**Task goal**.
Every record below is to be restated word for word, and no picture is to be copied.

Data for this task below:

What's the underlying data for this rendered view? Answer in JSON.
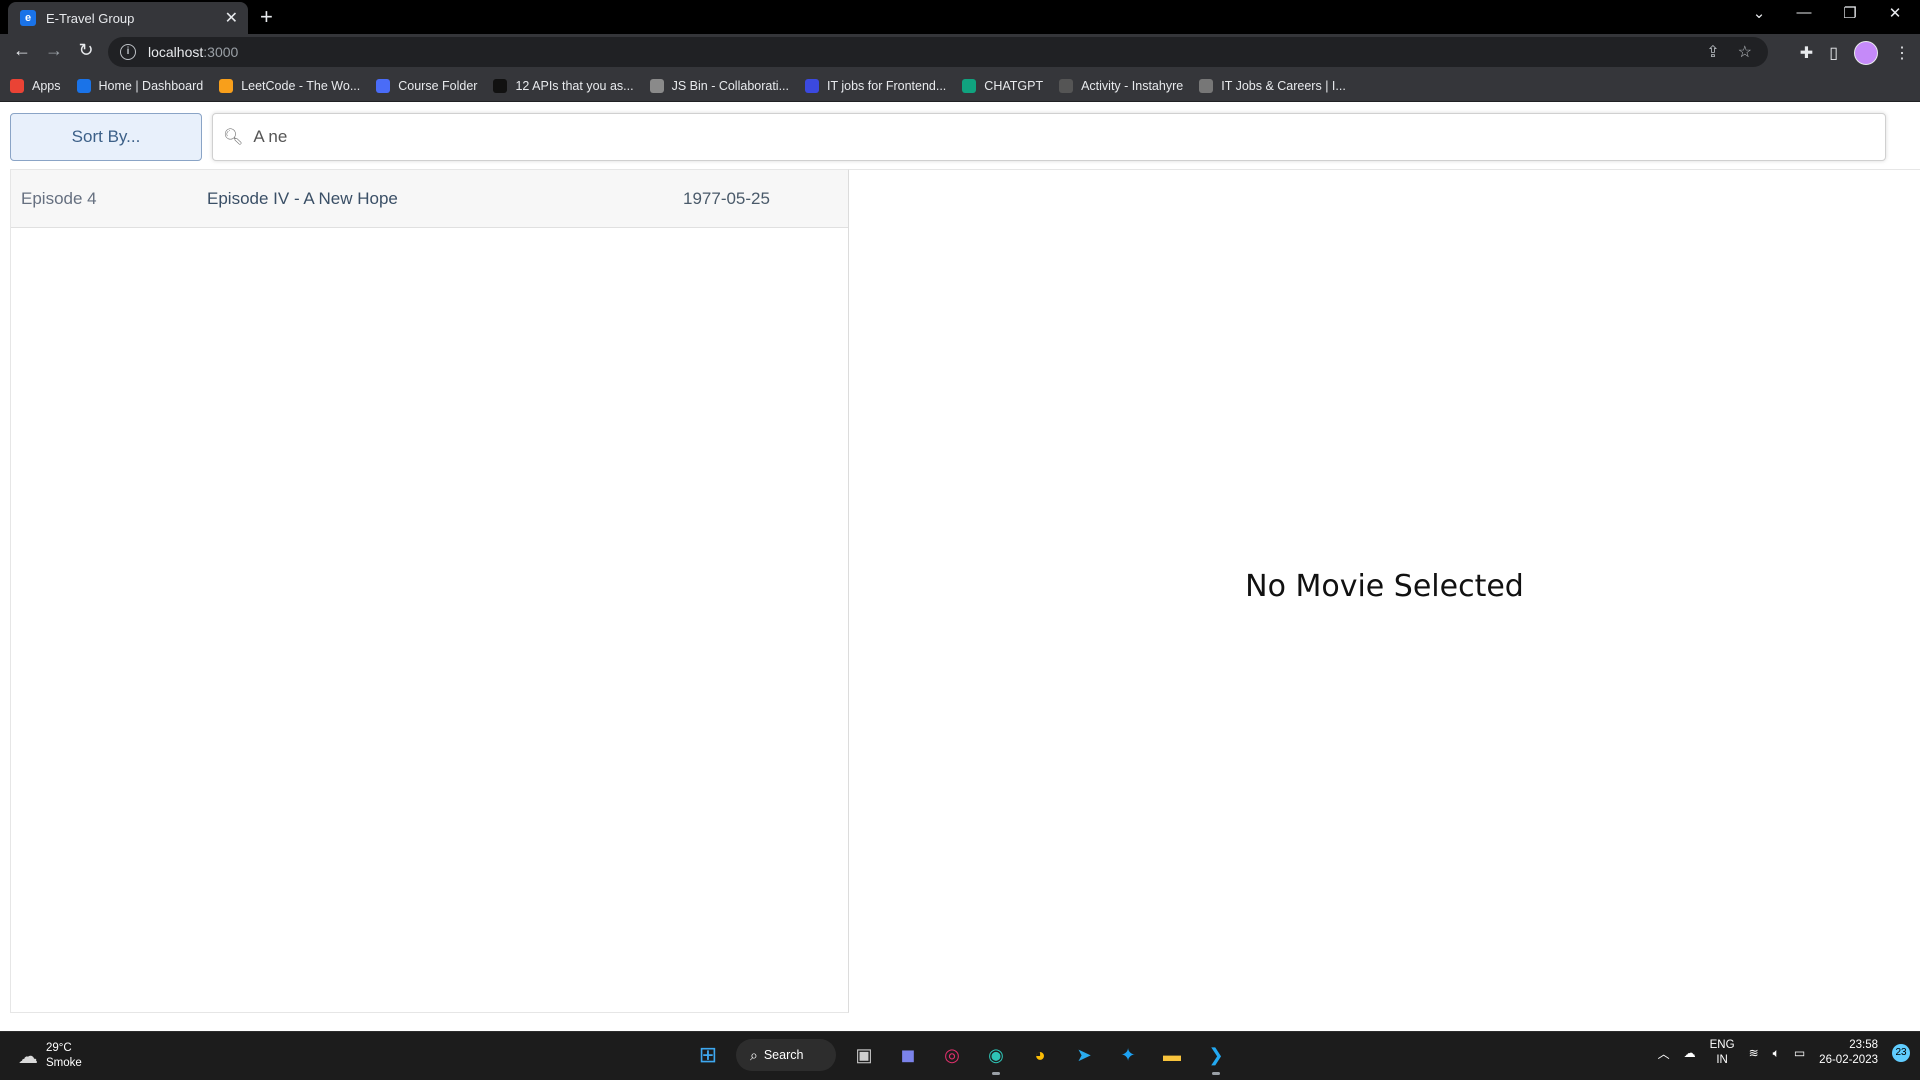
{
  "browser": {
    "tab_title": "E-Travel Group",
    "url_host": "localhost",
    "url_port": ":3000",
    "bookmarks": [
      {
        "label": "Apps",
        "icon": "apps-grid-icon",
        "color": "#ea4335"
      },
      {
        "label": "Home | Dashboard",
        "icon": "k-icon",
        "color": "#1a73e8"
      },
      {
        "label": "LeetCode - The Wo...",
        "icon": "leetcode-icon",
        "color": "#f89f1b"
      },
      {
        "label": "Course Folder",
        "icon": "course-icon",
        "color": "#4a6cf7"
      },
      {
        "label": "12 APIs that you as...",
        "icon": "dev-icon",
        "color": "#111111"
      },
      {
        "label": "JS Bin - Collaborati...",
        "icon": "jsbin-icon",
        "color": "#8a8a8a"
      },
      {
        "label": "IT jobs for Frontend...",
        "icon": "dev-blue-icon",
        "color": "#3b49df"
      },
      {
        "label": "CHATGPT",
        "icon": "chatgpt-icon",
        "color": "#10a37f"
      },
      {
        "label": "Activity - Instahyre",
        "icon": "instahyre-icon",
        "color": "#555555"
      },
      {
        "label": "IT Jobs & Careers | I...",
        "icon": "itjobs-icon",
        "color": "#777777"
      }
    ]
  },
  "toolbar": {
    "sort_label": "Sort By...",
    "search_value": "A ne"
  },
  "movies": [
    {
      "episode": "Episode 4",
      "title": "Episode IV - A New Hope",
      "release_date": "1977-05-25"
    }
  ],
  "detail": {
    "empty_message": "No Movie Selected"
  },
  "taskbar": {
    "temperature": "29°C",
    "weather": "Smoke",
    "search_label": "Search",
    "lang_line1": "ENG",
    "lang_line2": "IN",
    "time": "23:58",
    "date": "26-02-2023",
    "notifications": "23"
  }
}
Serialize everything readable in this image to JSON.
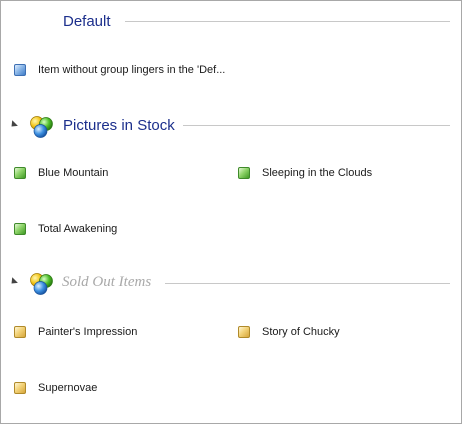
{
  "groups": [
    {
      "title": "Default",
      "items": [
        {
          "label": "Item without group lingers in the 'Def...",
          "color": "#5f93d6"
        }
      ]
    },
    {
      "title": "Pictures in Stock",
      "expander_icon": "expanded-triangle-icon",
      "icon": "group-balls-icon",
      "items": [
        {
          "label": "Blue Mountain",
          "color": "#6cc24a"
        },
        {
          "label": "Sleeping in the Clouds",
          "color": "#6cc24a"
        },
        {
          "label": "Total Awakening",
          "color": "#6cc24a"
        }
      ]
    },
    {
      "title": "Sold Out Items",
      "expander_icon": "expanded-triangle-icon",
      "icon": "group-balls-icon",
      "items": [
        {
          "label": "Painter's Impression",
          "color": "#ecc35a"
        },
        {
          "label": "Story of Chucky",
          "color": "#ecc35a"
        },
        {
          "label": "Supernovae",
          "color": "#ecc35a"
        }
      ]
    }
  ]
}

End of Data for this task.

**Solved exercise**.
What's the underlying data for this rendered view? Answer in JSON.
{
  "browser": {
    "tab_title": "E-Travel Group",
    "url_host": "localhost",
    "url_port": ":3000",
    "bookmarks": [
      {
        "label": "Apps",
        "icon": "apps-grid-icon",
        "color": "#ea4335"
      },
      {
        "label": "Home | Dashboard",
        "icon": "k-icon",
        "color": "#1a73e8"
      },
      {
        "label": "LeetCode - The Wo...",
        "icon": "leetcode-icon",
        "color": "#f89f1b"
      },
      {
        "label": "Course Folder",
        "icon": "course-icon",
        "color": "#4a6cf7"
      },
      {
        "label": "12 APIs that you as...",
        "icon": "dev-icon",
        "color": "#111111"
      },
      {
        "label": "JS Bin - Collaborati...",
        "icon": "jsbin-icon",
        "color": "#8a8a8a"
      },
      {
        "label": "IT jobs for Frontend...",
        "icon": "dev-blue-icon",
        "color": "#3b49df"
      },
      {
        "label": "CHATGPT",
        "icon": "chatgpt-icon",
        "color": "#10a37f"
      },
      {
        "label": "Activity - Instahyre",
        "icon": "instahyre-icon",
        "color": "#555555"
      },
      {
        "label": "IT Jobs & Careers | I...",
        "icon": "itjobs-icon",
        "color": "#777777"
      }
    ]
  },
  "toolbar": {
    "sort_label": "Sort By...",
    "search_value": "A ne"
  },
  "movies": [
    {
      "episode": "Episode 4",
      "title": "Episode IV - A New Hope",
      "release_date": "1977-05-25"
    }
  ],
  "detail": {
    "empty_message": "No Movie Selected"
  },
  "taskbar": {
    "temperature": "29°C",
    "weather": "Smoke",
    "search_label": "Search",
    "lang_line1": "ENG",
    "lang_line2": "IN",
    "time": "23:58",
    "date": "26-02-2023",
    "notifications": "23"
  }
}
Serialize everything readable in this image to JSON.
{
  "groups": [
    {
      "title": "Default",
      "items": [
        {
          "label": "Item without group lingers in the 'Def...",
          "color": "#5f93d6"
        }
      ]
    },
    {
      "title": "Pictures in Stock",
      "expander_icon": "expanded-triangle-icon",
      "icon": "group-balls-icon",
      "items": [
        {
          "label": "Blue Mountain",
          "color": "#6cc24a"
        },
        {
          "label": "Sleeping in the Clouds",
          "color": "#6cc24a"
        },
        {
          "label": "Total Awakening",
          "color": "#6cc24a"
        }
      ]
    },
    {
      "title": "Sold Out Items",
      "expander_icon": "expanded-triangle-icon",
      "icon": "group-balls-icon",
      "items": [
        {
          "label": "Painter's Impression",
          "color": "#ecc35a"
        },
        {
          "label": "Story of Chucky",
          "color": "#ecc35a"
        },
        {
          "label": "Supernovae",
          "color": "#ecc35a"
        }
      ]
    }
  ]
}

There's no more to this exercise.